To donate blood, individuals need to bring a blood donor card or driver’s license or two other forms of identification. Individuals who are 17 years of age in most states (16 with parental consent where allowed by state law), weigh at least 110 pounds and are in generally good health may be eligible to donate blood. High school students and other donors 18 years of age and younger also must meet certain height and weight requirements.
Health insights for donors
At a time when health information has never been more important, the Red Cross is screening all blood, platelet and plasma donations from self-identified African American donors for the sickle cell trait. This additional screening will provide Black donors with an additional health insight and help the Red Cross identify compatible blood types more quickly to help patients with sickle cell disease who require trait-negative blood. Blood transfusion is an essential treatment for those with sickle cell disease, and blood donations from individuals of the same race, ethnicity and blood type have a unique ability to help patients fighting sickle cell disease. Donors can expect to receive sickle cell trait screening results, if applicable, within one to two weeks through the Red Cross Blood Donor App and the online donor portal at https://www.redcrossblood.org.
About the American Red Cross of Illinois

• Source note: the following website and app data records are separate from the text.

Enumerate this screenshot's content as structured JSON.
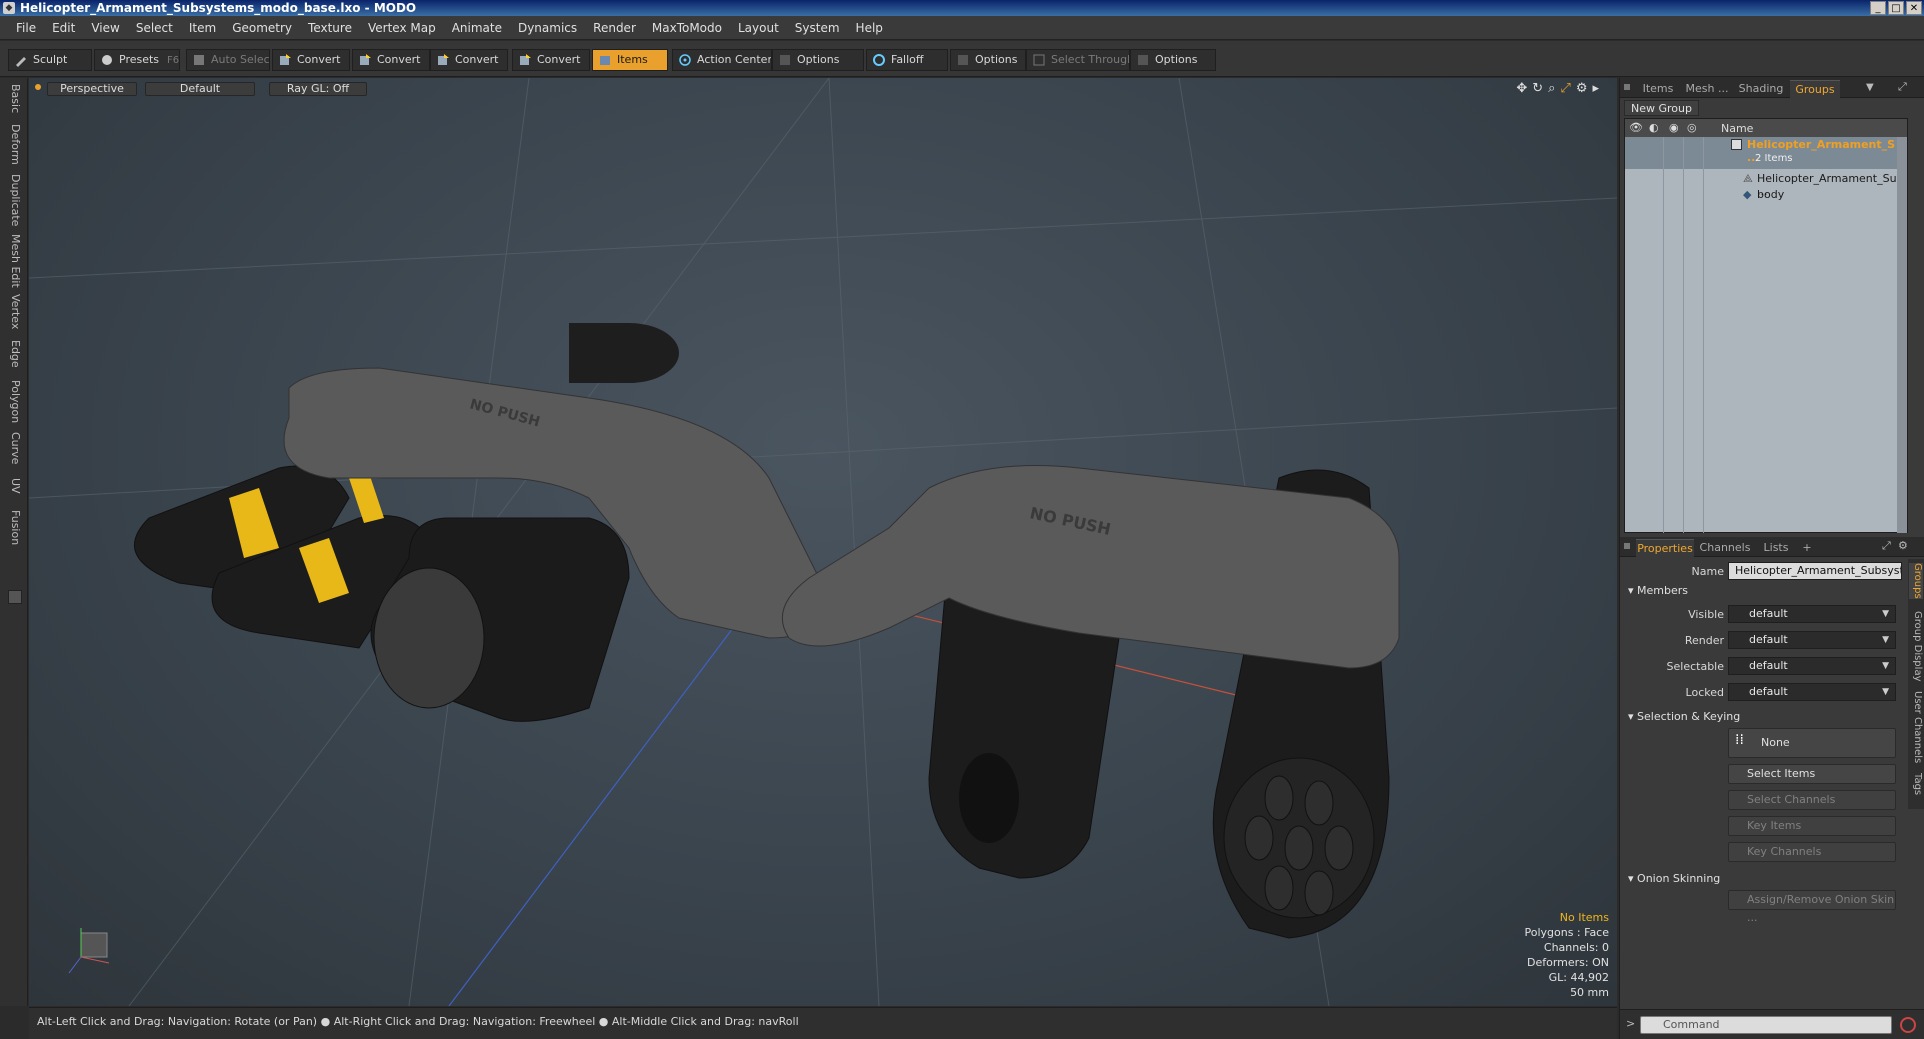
{
  "window": {
    "title": "Helicopter_Armament_Subsystems_modo_base.lxo - MODO",
    "app_icon": "modo-icon",
    "minimize": "_",
    "maximize": "□",
    "close": "✕"
  },
  "menu": [
    "File",
    "Edit",
    "View",
    "Select",
    "Item",
    "Geometry",
    "Texture",
    "Vertex Map",
    "Animate",
    "Dynamics",
    "Render",
    "MaxToModo",
    "Layout",
    "System",
    "Help"
  ],
  "toolbar": {
    "sculpt": "Sculpt",
    "presets": "Presets",
    "presets_key": "F6",
    "auto_select": "Auto Select",
    "convert1": "Convert",
    "convert2": "Convert",
    "convert3": "Convert",
    "convert4": "Convert",
    "items": "Items",
    "action_center": "Action Center",
    "options1": "Options",
    "falloff": "Falloff",
    "options2": "Options",
    "select_through": "Select Through",
    "options3": "Options"
  },
  "left_tabs": [
    "Basic",
    "Deform",
    "Duplicate",
    "Mesh Edit",
    "Vertex",
    "Edge",
    "Polygon",
    "Curve",
    "UV",
    "Fusion"
  ],
  "viewport": {
    "view": "Perspective",
    "shading": "Default",
    "raygl": "Ray GL: Off",
    "decal_text": "NO PUSH",
    "info": {
      "selection": "No Items",
      "polygons": "Polygons : Face",
      "channels": "Channels: 0",
      "deformers": "Deformers: ON",
      "gl": "GL: 44,902",
      "scale": "50 mm"
    }
  },
  "status": {
    "hint1": "Alt-Left Click and Drag: Navigation: Rotate (or Pan)",
    "hint2": "Alt-Right Click and Drag: Navigation: Freewheel",
    "hint3": "Alt-Middle Click and Drag: navRoll",
    "sep": "●"
  },
  "right_panel": {
    "top_tabs": [
      "Items",
      "Mesh ...",
      "Shading",
      "Groups"
    ],
    "new_group": "New Group",
    "col_name": "Name",
    "group_name": "Helicopter_Armament_S ...",
    "group_count": "2 Items",
    "children": [
      "Helicopter_Armament_Sub ...",
      "body"
    ],
    "prop_tabs": [
      "Properties",
      "Channels",
      "Lists",
      "+"
    ],
    "props": {
      "name_label": "Name",
      "name_value": "Helicopter_Armament_Subsystems",
      "members": "Members",
      "visible_label": "Visible",
      "visible_value": "default",
      "render_label": "Render",
      "render_value": "default",
      "selectable_label": "Selectable",
      "selectable_value": "default",
      "locked_label": "Locked",
      "locked_value": "default",
      "sel_keying": "Selection & Keying",
      "none": "None",
      "select_items": "Select Items",
      "select_channels": "Select Channels",
      "key_items": "Key Items",
      "key_channels": "Key Channels",
      "onion": "Onion Skinning",
      "assign_onion": "Assign/Remove Onion Skin ..."
    },
    "side_tabs": [
      "Groups",
      "Group Display",
      "User Channels",
      "Tags"
    ],
    "command_placeholder": "Command"
  },
  "colors": {
    "accent": "#e9a02c",
    "warn_text": "#f1b51e",
    "viewport_bg": "#3a444d",
    "grid_red": "#c8503a",
    "grid_blue": "#4060c0"
  }
}
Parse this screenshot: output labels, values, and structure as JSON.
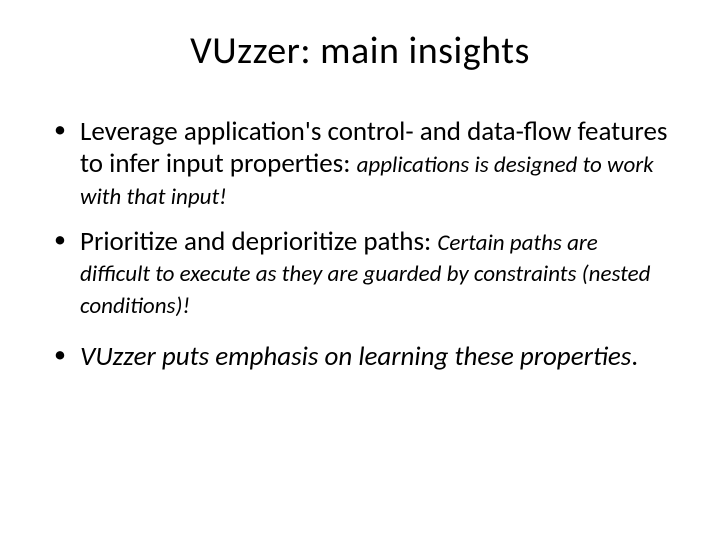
{
  "title": "VUzzer:  main insights",
  "bullets": {
    "b1": {
      "main": "Leverage application's control- and data-flow features to infer input properties: ",
      "sub": "applications is designed to work with that input!"
    },
    "b2": {
      "main": "Prioritize and deprioritize paths: ",
      "sub": "Certain paths are difficult to execute as they are guarded by constraints (nested conditions)!"
    },
    "b3": {
      "text": "VUzzer puts emphasis on learning these properties",
      "period": "."
    }
  }
}
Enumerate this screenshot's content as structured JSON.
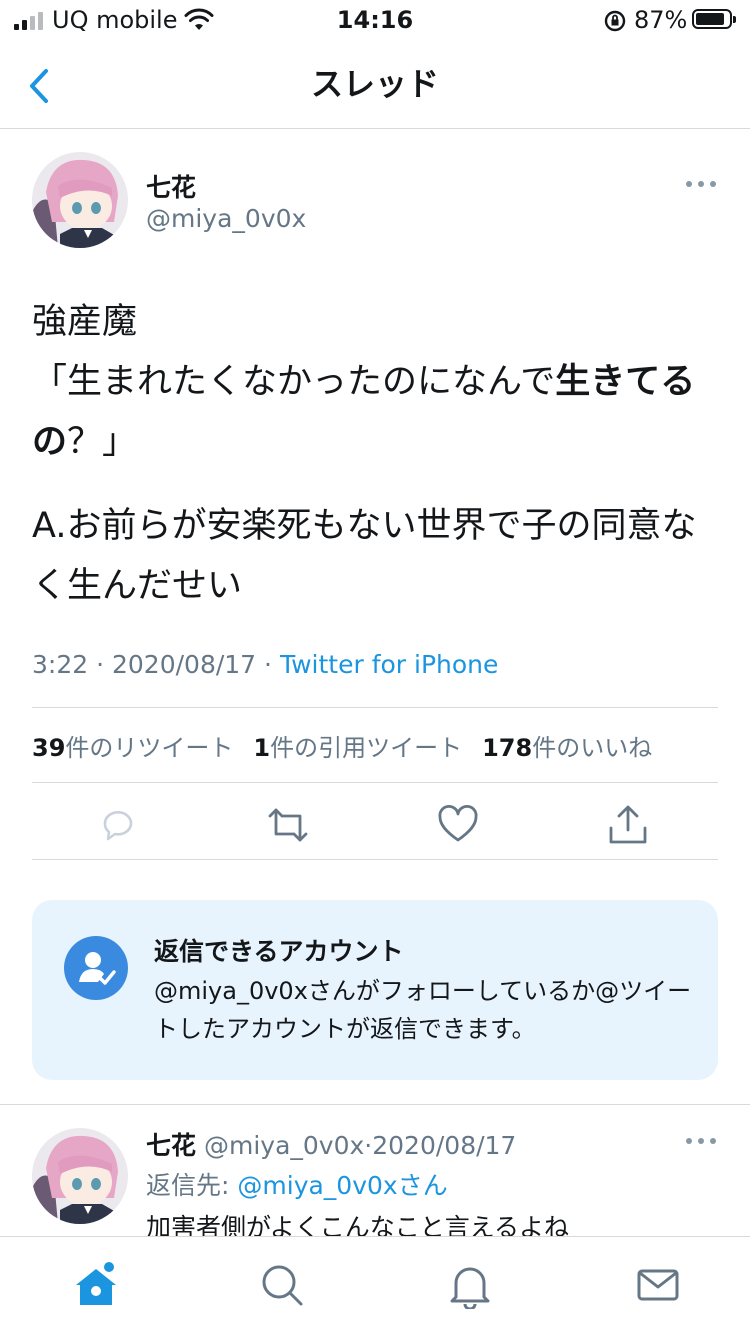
{
  "status_bar": {
    "carrier": "UQ mobile",
    "time": "14:16",
    "battery_percent": "87%",
    "battery_level": 0.87,
    "icons": [
      "signal-icon",
      "wifi-icon",
      "orientation-lock-icon",
      "battery-icon"
    ]
  },
  "nav": {
    "title": "スレッド",
    "back_icon": "chevron-left-icon"
  },
  "tweet": {
    "author_name": "七花",
    "author_handle": "@miya_0v0x",
    "line1": "強産魔",
    "line2_prefix": "「生まれたくなかったのになんで",
    "line2_bold": "生きてるの",
    "line2_suffix": "？」",
    "line3": "A.お前らが安楽死もない世界で子の同意なく生んだせい",
    "time": "3:22",
    "date": "2020/08/17",
    "separator": "·",
    "source": "Twitter for iPhone",
    "retweet_count": "39",
    "retweet_label": "件のリツイート",
    "quote_count": "1",
    "quote_label": "件の引用ツイート",
    "like_count": "178",
    "like_label": "件のいいね",
    "actions": [
      "reply-icon",
      "retweet-icon",
      "like-icon",
      "share-icon"
    ]
  },
  "reply_notice": {
    "title": "返信できるアカウント",
    "text": "@miya_0v0xさんがフォローしているか@ツイートしたアカウントが返信できます。",
    "icon": "user-check-icon",
    "accent": "#3a8be0",
    "background": "#e8f4fd"
  },
  "reply": {
    "author_name": "七花",
    "author_handle": "@miya_0v0x",
    "separator": "·",
    "date": "2020/08/17",
    "reply_to_label": "返信先:",
    "reply_to_mention": "@miya_0v0xさん",
    "text": "加害者側がよくこんなこと言えるよね"
  },
  "tabbar": {
    "tabs": [
      "home-icon",
      "search-icon",
      "notifications-icon",
      "messages-icon"
    ],
    "active": "home-icon"
  },
  "colors": {
    "accent": "#1b95e0",
    "muted": "#657786",
    "text": "#14171a"
  }
}
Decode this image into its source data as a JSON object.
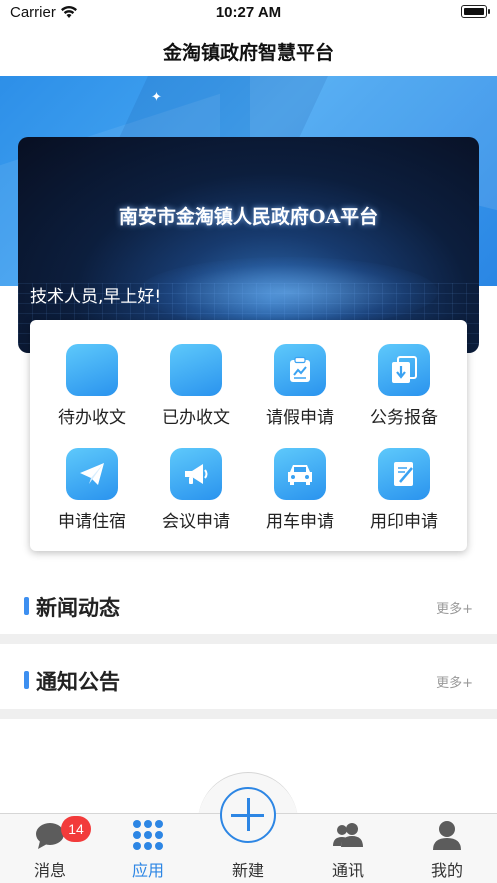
{
  "status_bar": {
    "carrier": "Carrier",
    "time": "10:27 AM"
  },
  "nav": {
    "title": "金淘镇政府智慧平台"
  },
  "banner": {
    "title": "南安市金淘镇人民政府OA平台",
    "greeting": "技术人员,早上好!"
  },
  "apps": [
    {
      "label": "待办收文",
      "icon": "blank-app-icon"
    },
    {
      "label": "已办收文",
      "icon": "blank-app-icon"
    },
    {
      "label": "请假申请",
      "icon": "clipboard-chart-icon"
    },
    {
      "label": "公务报备",
      "icon": "download-document-icon"
    },
    {
      "label": "申请住宿",
      "icon": "paper-plane-icon"
    },
    {
      "label": "会议申请",
      "icon": "megaphone-icon"
    },
    {
      "label": "用车申请",
      "icon": "car-icon"
    },
    {
      "label": "用印申请",
      "icon": "notebook-pen-icon"
    }
  ],
  "sections": {
    "news": {
      "title": "新闻动态",
      "more": "更多+"
    },
    "notice": {
      "title": "通知公告",
      "more": "更多+"
    }
  },
  "tabs": [
    {
      "label": "消息",
      "icon": "chat-bubble-icon",
      "badge": "14"
    },
    {
      "label": "应用",
      "icon": "grid-dots-icon",
      "active": true
    },
    {
      "label": "新建",
      "icon": "plus-circle-icon"
    },
    {
      "label": "通讯",
      "icon": "contacts-icon"
    },
    {
      "label": "我的",
      "icon": "person-icon"
    }
  ],
  "colors": {
    "accent": "#2d86e4",
    "badge": "#f23b3b",
    "icon_gradient_start": "#5ec9fb",
    "icon_gradient_end": "#2a93ee"
  }
}
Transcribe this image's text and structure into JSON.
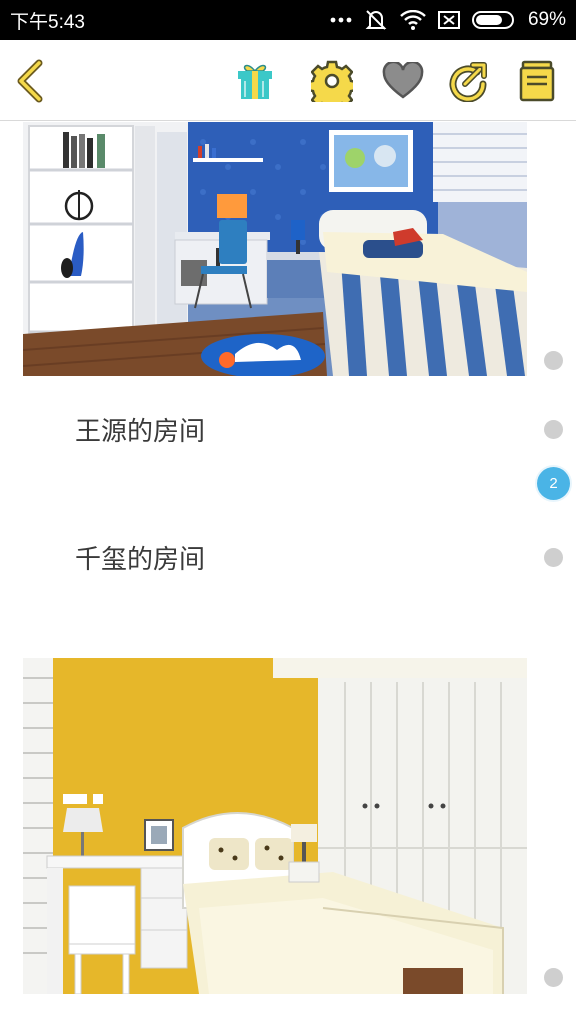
{
  "status_bar": {
    "time": "下午5:43",
    "battery": "69%",
    "icons": [
      "more-dots-icon",
      "mute-vibrate-icon",
      "wifi-icon",
      "sim-none-icon",
      "battery-icon"
    ]
  },
  "toolbar": {
    "accent_color": "#f5d94a",
    "icons": [
      "back-icon",
      "gift-icon",
      "gear-icon",
      "heart-icon",
      "share-icon",
      "note-icon"
    ]
  },
  "rooms": [
    {
      "title": "王源的房间"
    },
    {
      "title": "千玺的房间"
    }
  ],
  "pager": {
    "current": "2",
    "badge_color": "#4ab4e6"
  }
}
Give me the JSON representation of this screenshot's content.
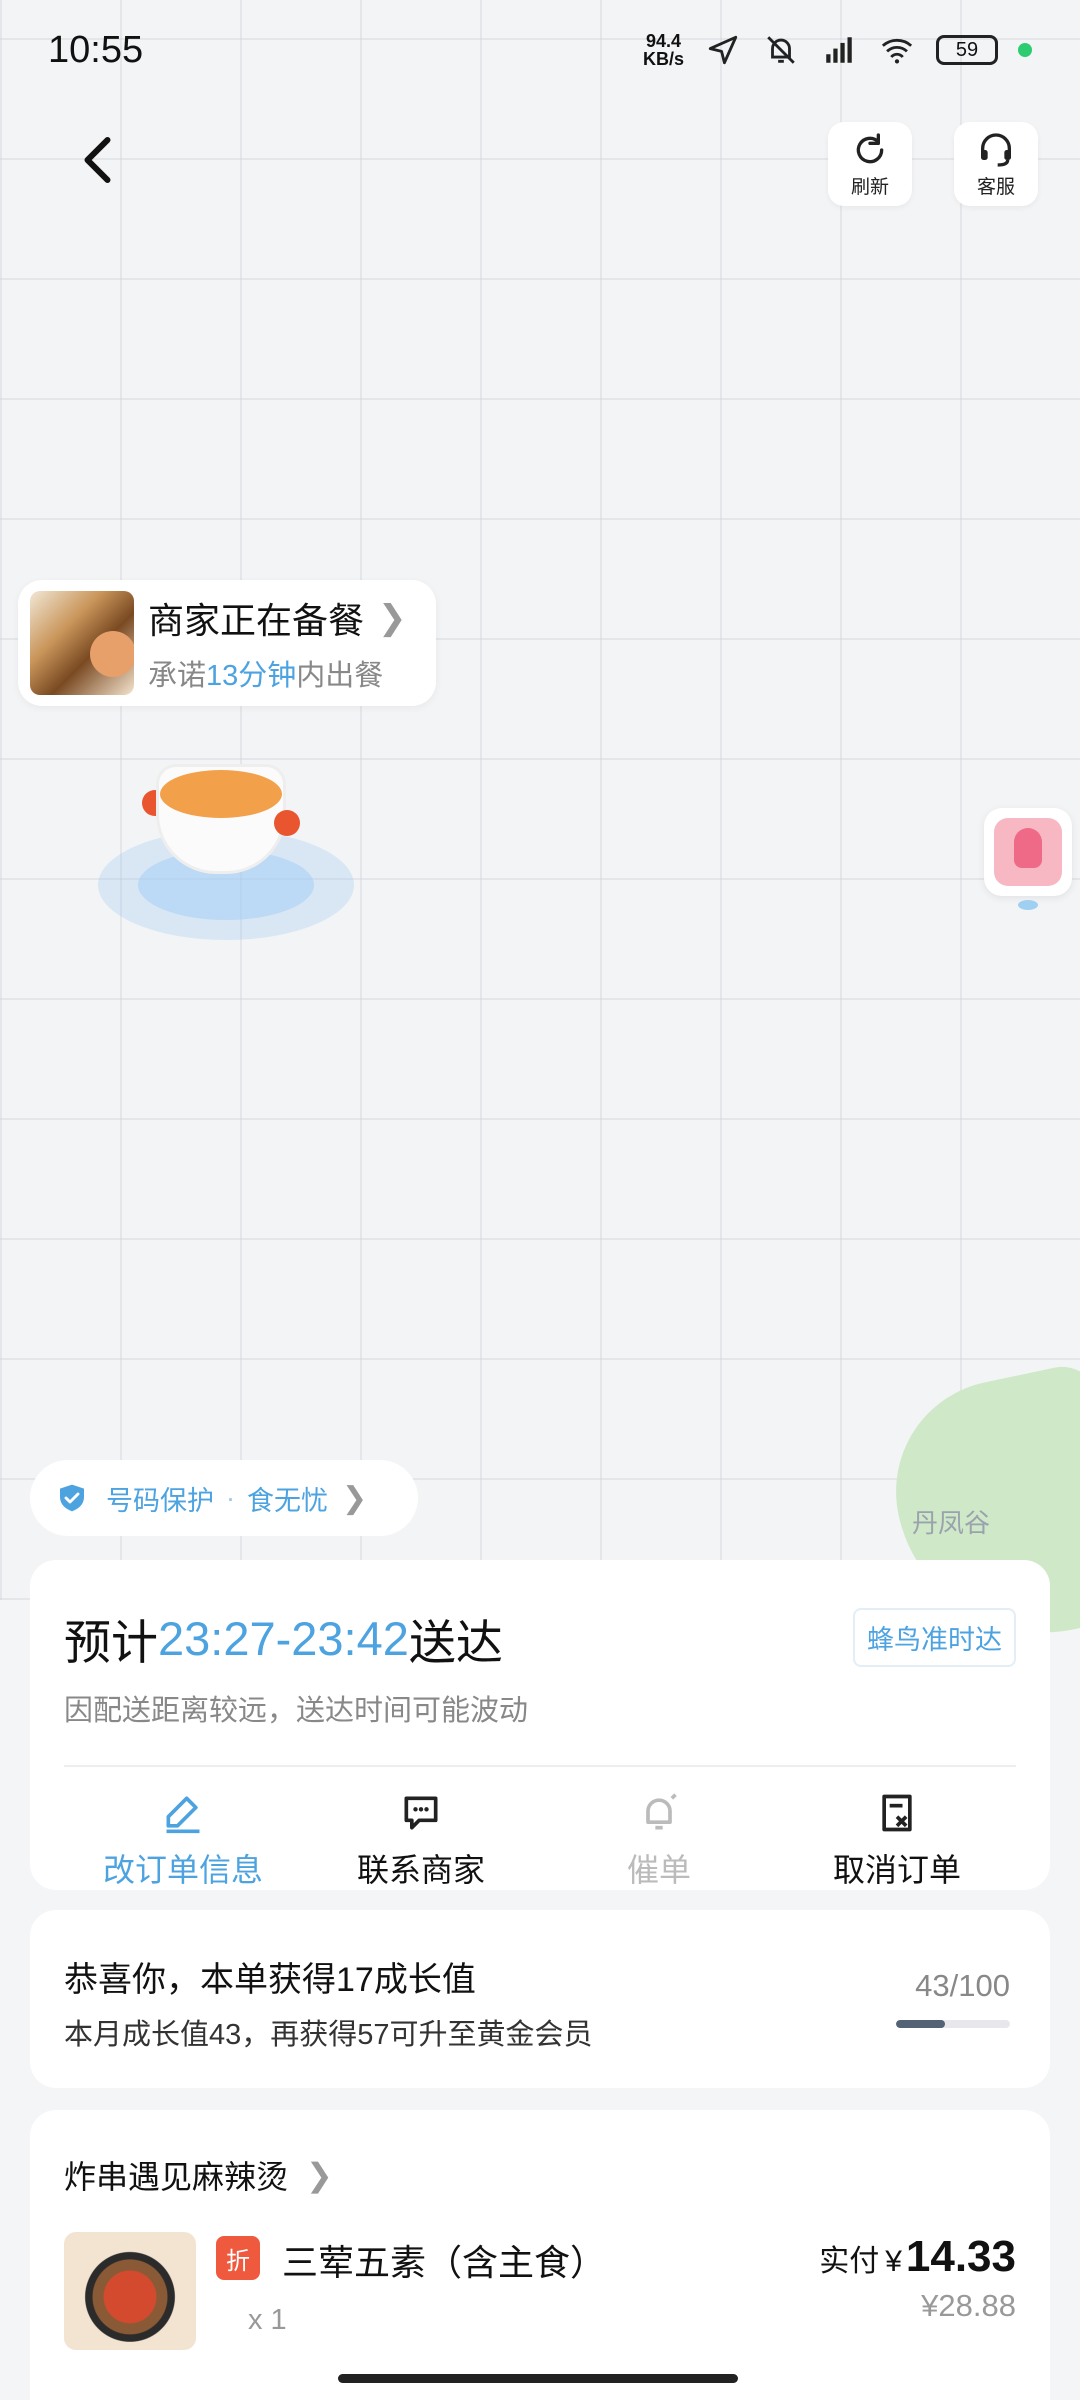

The American Red Cross of Illinois serves 12.4 million people in 88 counties in Illinois, Iowa and Missouri including Adams, Bond, Boone, Brown, Bureau, Carroll, Cass, Champaign, Christian, Clark, Clay, Clinton, Cook, Coles, Crawford, Cumberland, DeKalb, De Witt, Douglas, DuPage, Edgar, Effingham, Fayette, Ford, Franklin, Fulton, Green, Grundy, Hamilton, Hancock, Henderson, Henry, Iroquois, Jasper, Jefferson, Kane, Kankakee, Kendall, Knox, LaSalle, Lake, Lee, Livingston, Logan, Macon, Macoupin, Marion, Marshall, Mason, McDonough, McHenry, McLean, Menard, Mercer, Montgomery, Morgan, Moultrie, Ogle, Peoria, Perry, Piatt, Pike, Putnam, Richland, Rock Island, Sangamon, Schuyler, Scott, Shelby, Stark, Stephenson, Tazewell, Vermillion, Warren, Washington, Whiteside, Will, Williamson Winnebago, Woodford. Iowa: Lee, Muscatine, Scott and Van Buren. Missouri: Clark, Lewis, Marion and Ralls. The American Red Cross shelters, feeds and provides emotional support to victims of disasters; supplies about 40 percent of the nation's blood; teaches skills that save lives; provides international humanitarian aid; and supports military members and their families. The Red Cross is a not-for-profit organization that depends on volunteers and the generosity of the American public to perform its mission. For more information, please visit us at Redcross.org/Illinois or visit us on Facebook, Instagram and Twitter @RedCrossIL.